• _RECORDS SHOWN_:
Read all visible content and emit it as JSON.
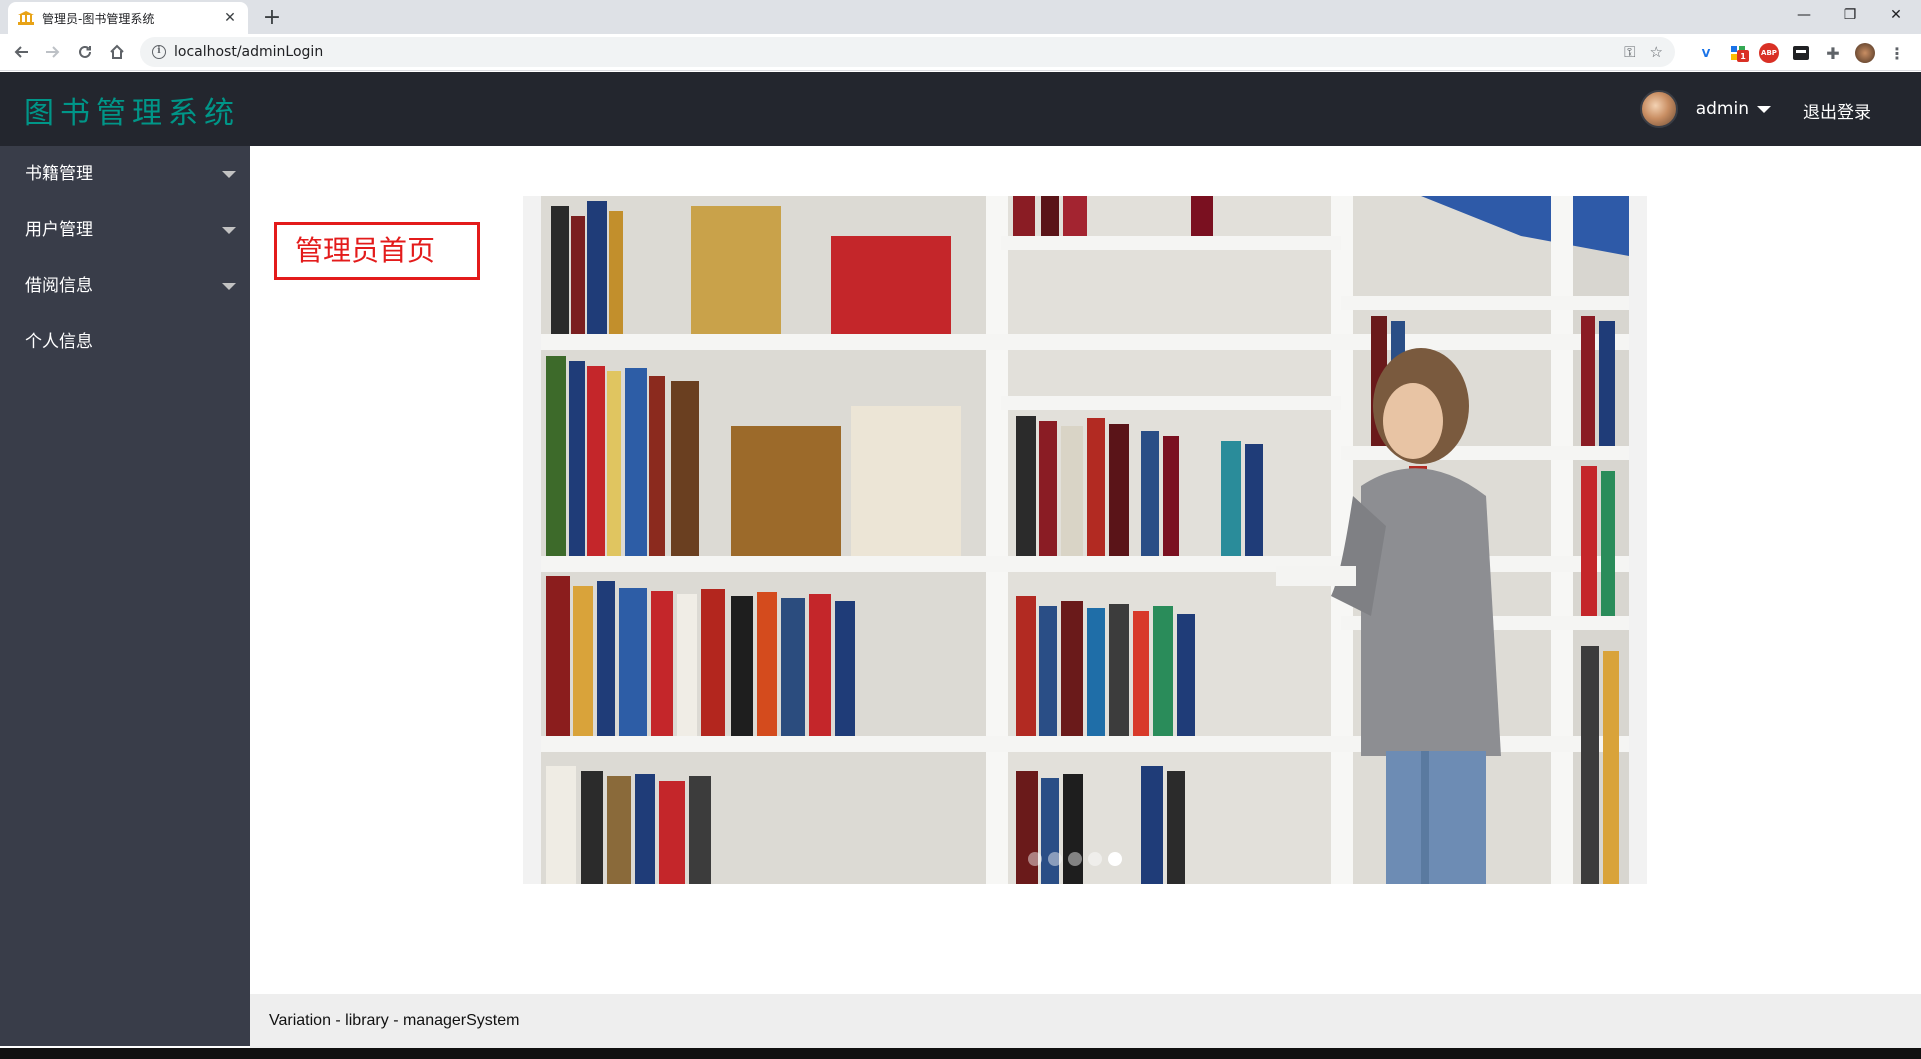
{
  "browser": {
    "tab_title": "管理员-图书管理系统",
    "tab_close": "✕",
    "new_tab": "+",
    "url": "localhost/adminLogin",
    "window_controls": {
      "minimize": "—",
      "restore": "❐",
      "close": "✕"
    },
    "extensions": [
      "V",
      "ABP"
    ],
    "extension_badge": "1"
  },
  "header": {
    "logo": "图书管理系统",
    "username": "admin",
    "logout": "退出登录"
  },
  "sidebar": {
    "items": [
      {
        "label": "书籍管理",
        "has_submenu": true
      },
      {
        "label": "用户管理",
        "has_submenu": true
      },
      {
        "label": "借阅信息",
        "has_submenu": true
      },
      {
        "label": "个人信息",
        "has_submenu": false
      }
    ]
  },
  "main": {
    "home_label": "管理员首页",
    "carousel": {
      "slide_count": 5,
      "active_index": 4
    }
  },
  "footer": {
    "text": "Variation - library - managerSystem"
  },
  "colors": {
    "header_bg": "#23262e",
    "sidebar_bg": "#393d49",
    "logo": "#009688",
    "home_label": "#e31b1b"
  }
}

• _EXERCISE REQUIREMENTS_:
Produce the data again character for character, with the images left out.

• _REPLY_:
Read all visible content and emit it as JSON.
{
  "browser": {
    "tab_title": "管理员-图书管理系统",
    "tab_close": "✕",
    "new_tab": "+",
    "url": "localhost/adminLogin",
    "window_controls": {
      "minimize": "—",
      "restore": "❐",
      "close": "✕"
    },
    "extensions": [
      "V",
      "ABP"
    ],
    "extension_badge": "1"
  },
  "header": {
    "logo": "图书管理系统",
    "username": "admin",
    "logout": "退出登录"
  },
  "sidebar": {
    "items": [
      {
        "label": "书籍管理",
        "has_submenu": true
      },
      {
        "label": "用户管理",
        "has_submenu": true
      },
      {
        "label": "借阅信息",
        "has_submenu": true
      },
      {
        "label": "个人信息",
        "has_submenu": false
      }
    ]
  },
  "main": {
    "home_label": "管理员首页",
    "carousel": {
      "slide_count": 5,
      "active_index": 4
    }
  },
  "footer": {
    "text": "Variation - library - managerSystem"
  },
  "colors": {
    "header_bg": "#23262e",
    "sidebar_bg": "#393d49",
    "logo": "#009688",
    "home_label": "#e31b1b"
  }
}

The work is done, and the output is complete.